*DIRECTIONS FOR THIS TASK*
Scan the material below and report how many lines include the string "label"; nothing else belongs in the reply.

*PROVIDED ENTRIES*
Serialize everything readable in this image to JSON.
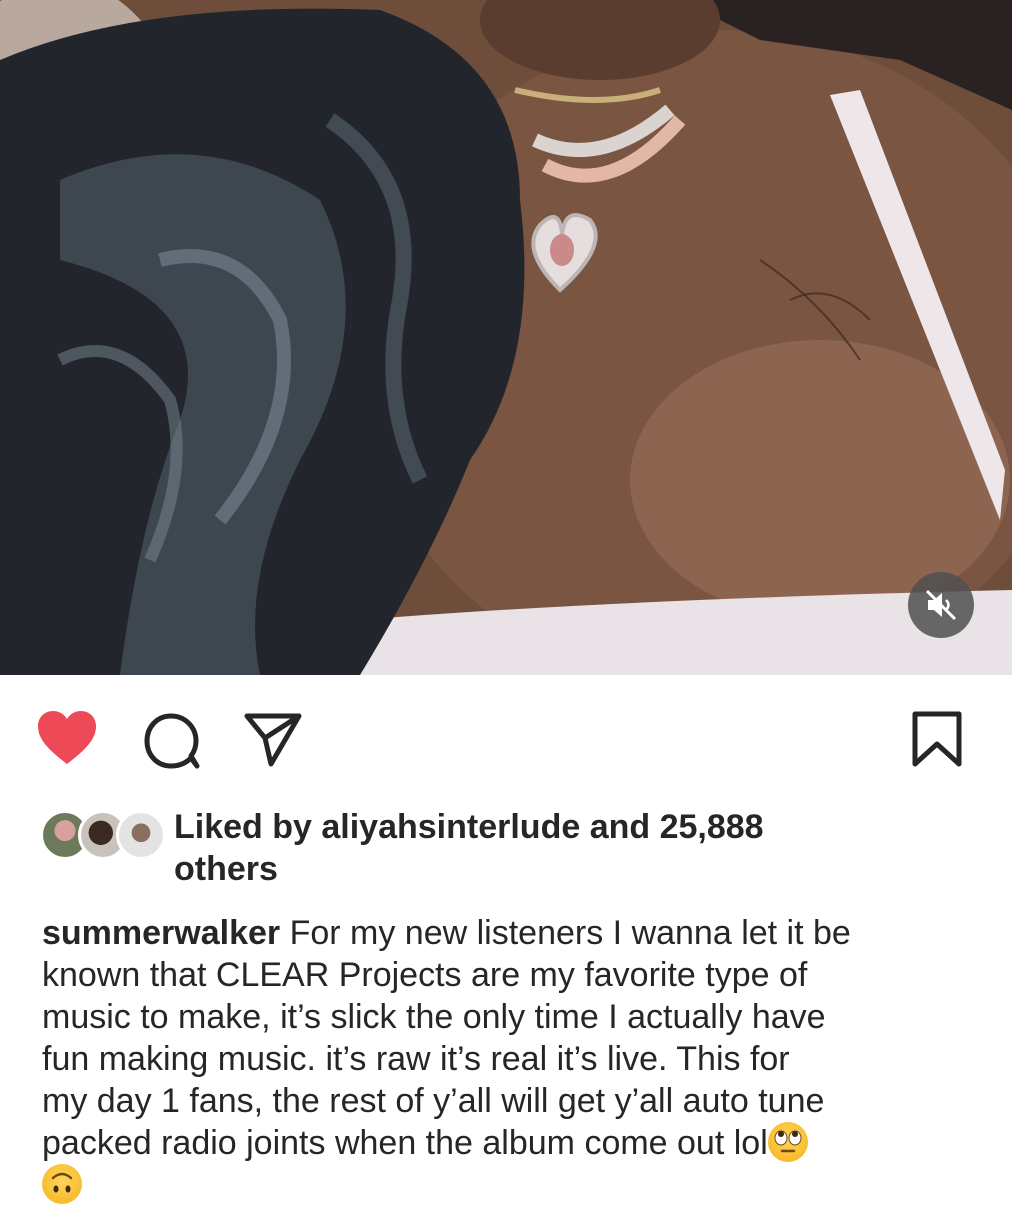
{
  "media": {
    "alt_icon": "muted-speaker-icon"
  },
  "actions": {
    "like_icon": "heart-filled-icon",
    "comment_icon": "comment-bubble-icon",
    "share_icon": "paper-plane-icon",
    "save_icon": "bookmark-icon",
    "like_color": "#ed4956"
  },
  "likes": {
    "prefix": "Liked by ",
    "user": "aliyahsinterlude",
    "middle": " and ",
    "count": "25,888",
    "suffix_line": "others"
  },
  "caption": {
    "username": "summerwalker",
    "line1": " For my new listeners I wanna let it be",
    "line2": "known that CLEAR Projects are my favorite type of",
    "line3": "music to make, it’s slick the only time I actually have",
    "line4": "fun making music. it’s raw it’s real it’s live. This for",
    "line5": "my day 1 fans, the rest of y’all will get y’all auto tune",
    "line6": "packed radio joints when the album come out lol",
    "emoji1": "eye-roll-emoji",
    "emoji2": "upside-down-face-emoji"
  }
}
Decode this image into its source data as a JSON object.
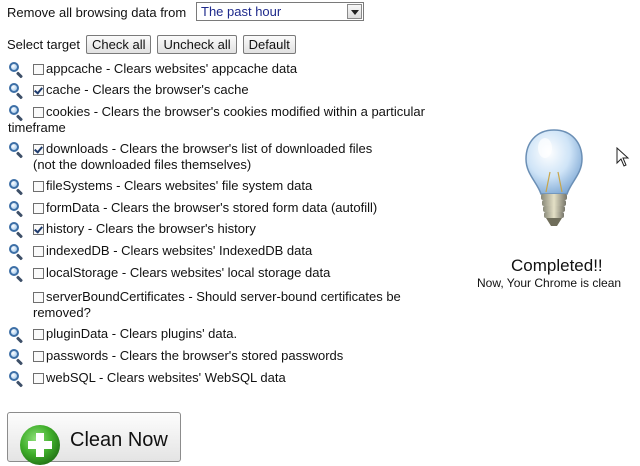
{
  "header": {
    "label": "Remove all browsing data from",
    "select_value": "The past hour"
  },
  "targets": {
    "label": "Select target",
    "check_all": "Check all",
    "uncheck_all": "Uncheck all",
    "default": "Default"
  },
  "items": [
    {
      "text": "appcache - Clears websites' appcache data",
      "checked": false,
      "icon": "magnifier-icon"
    },
    {
      "text": "cache - Clears the browser's cache",
      "checked": true,
      "icon": "magnifier-icon"
    },
    {
      "line1": "cookies - Clears the browser's cookies modified within a particular",
      "line2": "timeframe",
      "checked": false,
      "icon": "magnifier-icon"
    },
    {
      "line1": "downloads - Clears the browser's list of downloaded files",
      "line2": "(not the downloaded files themselves)",
      "checked": true,
      "icon": "magnifier-icon"
    },
    {
      "text": "fileSystems - Clears websites' file system data",
      "checked": false,
      "icon": "magnifier-icon"
    },
    {
      "text": "formData - Clears the browser's stored form data (autofill)",
      "checked": false,
      "icon": "magnifier-icon"
    },
    {
      "text": "history - Clears the browser's history",
      "checked": true,
      "icon": "magnifier-icon"
    },
    {
      "text": "indexedDB - Clears websites' IndexedDB data",
      "checked": false,
      "icon": "magnifier-icon"
    },
    {
      "text": "localStorage - Clears websites' local storage data",
      "checked": false,
      "icon": "magnifier-icon"
    },
    {
      "line1": "serverBoundCertificates - Should server-bound certificates be",
      "line2": "removed?",
      "checked": false,
      "icon": "none"
    },
    {
      "text": "pluginData - Clears plugins' data.",
      "checked": false,
      "icon": "magnifier-icon"
    },
    {
      "text": "passwords - Clears the browser's stored passwords",
      "checked": false,
      "icon": "magnifier-icon"
    },
    {
      "text": "webSQL - Clears websites' WebSQL data",
      "checked": false,
      "icon": "magnifier-icon"
    }
  ],
  "status": {
    "title": "Completed!!",
    "subtitle": "Now, Your Chrome is clean"
  },
  "action": {
    "label": "Clean Now"
  },
  "colors": {
    "accent_green": "#3fae2a",
    "select_text": "#1e2a8c",
    "magnifier": "#3d6fa6"
  }
}
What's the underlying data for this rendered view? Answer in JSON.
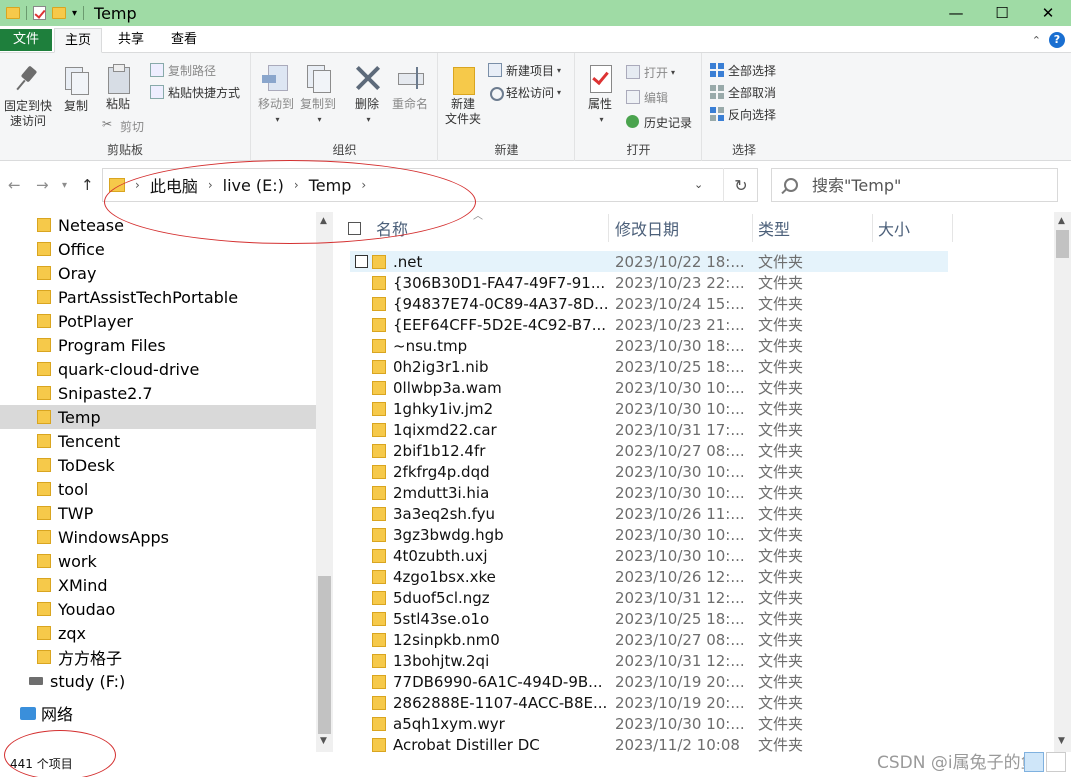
{
  "window": {
    "title": "Temp",
    "controls": {
      "minimize": "—",
      "maximize": "☐",
      "close": "✕"
    }
  },
  "ribbon_tabs": {
    "file": "文件",
    "home": "主页",
    "share": "共享",
    "view": "查看"
  },
  "ribbon": {
    "clipboard": {
      "label": "剪贴板",
      "pin": "固定到快\n速访问",
      "pin_line1": "固定到快",
      "pin_line2": "速访问",
      "copy": "复制",
      "paste": "粘贴",
      "copy_path": "复制路径",
      "paste_shortcut": "粘贴快捷方式",
      "cut": "剪切"
    },
    "organize": {
      "label": "组织",
      "move_to": "移动到",
      "copy_to": "复制到",
      "delete": "删除",
      "rename": "重命名"
    },
    "new": {
      "label": "新建",
      "new_folder_line1": "新建",
      "new_folder_line2": "文件夹",
      "new_item": "新建项目",
      "easy_access": "轻松访问"
    },
    "open": {
      "label": "打开",
      "properties": "属性",
      "open": "打开",
      "edit": "编辑",
      "history": "历史记录"
    },
    "select": {
      "label": "选择",
      "select_all": "全部选择",
      "select_none": "全部取消",
      "invert": "反向选择"
    }
  },
  "address": {
    "crumbs": [
      "此电脑",
      "live (E:)",
      "Temp"
    ],
    "search_placeholder": "搜索\"Temp\""
  },
  "nav_pane": {
    "folders": [
      "Netease",
      "Office",
      "Oray",
      "PartAssistTechPortable",
      "PotPlayer",
      "Program Files",
      "quark-cloud-drive",
      "Snipaste2.7",
      "Temp",
      "Tencent",
      "ToDesk",
      "tool",
      "TWP",
      "WindowsApps",
      "work",
      "XMind",
      "Youdao",
      "zqx",
      "方方格子"
    ],
    "selected": "Temp",
    "drive": "study (F:)",
    "network": "网络"
  },
  "columns": {
    "name": "名称",
    "modified": "修改日期",
    "type": "类型",
    "size": "大小"
  },
  "files": [
    {
      "name": ".net",
      "date": "2023/10/22 18:...",
      "type": "文件夹"
    },
    {
      "name": "{306B30D1-FA47-49F7-91...",
      "date": "2023/10/23 22:...",
      "type": "文件夹"
    },
    {
      "name": "{94837E74-0C89-4A37-8D...",
      "date": "2023/10/24 15:...",
      "type": "文件夹"
    },
    {
      "name": "{EEF64CFF-5D2E-4C92-B7...",
      "date": "2023/10/23 21:...",
      "type": "文件夹"
    },
    {
      "name": "~nsu.tmp",
      "date": "2023/10/30 18:...",
      "type": "文件夹"
    },
    {
      "name": "0h2ig3r1.nib",
      "date": "2023/10/25 18:...",
      "type": "文件夹"
    },
    {
      "name": "0llwbp3a.wam",
      "date": "2023/10/30 10:...",
      "type": "文件夹"
    },
    {
      "name": "1ghky1iv.jm2",
      "date": "2023/10/30 10:...",
      "type": "文件夹"
    },
    {
      "name": "1qixmd22.car",
      "date": "2023/10/31 17:...",
      "type": "文件夹"
    },
    {
      "name": "2bif1b12.4fr",
      "date": "2023/10/27 08:...",
      "type": "文件夹"
    },
    {
      "name": "2fkfrg4p.dqd",
      "date": "2023/10/30 10:...",
      "type": "文件夹"
    },
    {
      "name": "2mdutt3i.hia",
      "date": "2023/10/30 10:...",
      "type": "文件夹"
    },
    {
      "name": "3a3eq2sh.fyu",
      "date": "2023/10/26 11:...",
      "type": "文件夹"
    },
    {
      "name": "3gz3bwdg.hgb",
      "date": "2023/10/30 10:...",
      "type": "文件夹"
    },
    {
      "name": "4t0zubth.uxj",
      "date": "2023/10/30 10:...",
      "type": "文件夹"
    },
    {
      "name": "4zgo1bsx.xke",
      "date": "2023/10/26 12:...",
      "type": "文件夹"
    },
    {
      "name": "5duof5cl.ngz",
      "date": "2023/10/31 12:...",
      "type": "文件夹"
    },
    {
      "name": "5stl43se.o1o",
      "date": "2023/10/25 18:...",
      "type": "文件夹"
    },
    {
      "name": "12sinpkb.nm0",
      "date": "2023/10/27 08:...",
      "type": "文件夹"
    },
    {
      "name": "13bohjtw.2qi",
      "date": "2023/10/31 12:...",
      "type": "文件夹"
    },
    {
      "name": "77DB6990-6A1C-494D-9B...",
      "date": "2023/10/19 20:...",
      "type": "文件夹"
    },
    {
      "name": "2862888E-1107-4ACC-B8E...",
      "date": "2023/10/19 20:...",
      "type": "文件夹"
    },
    {
      "name": "a5qh1xym.wyr",
      "date": "2023/10/30 10:...",
      "type": "文件夹"
    },
    {
      "name": "Acrobat Distiller DC",
      "date": "2023/11/2 10:08",
      "type": "文件夹"
    }
  ],
  "status": {
    "count": "441 个项目"
  },
  "watermark": "CSDN @i属兔子的鱼",
  "colors": {
    "titlebar": "#9fdba5",
    "file_tab": "#1e7f3c",
    "annotation": "#d43030",
    "folder": "#f6c94a"
  }
}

*WRITTEN RESPONSE*
8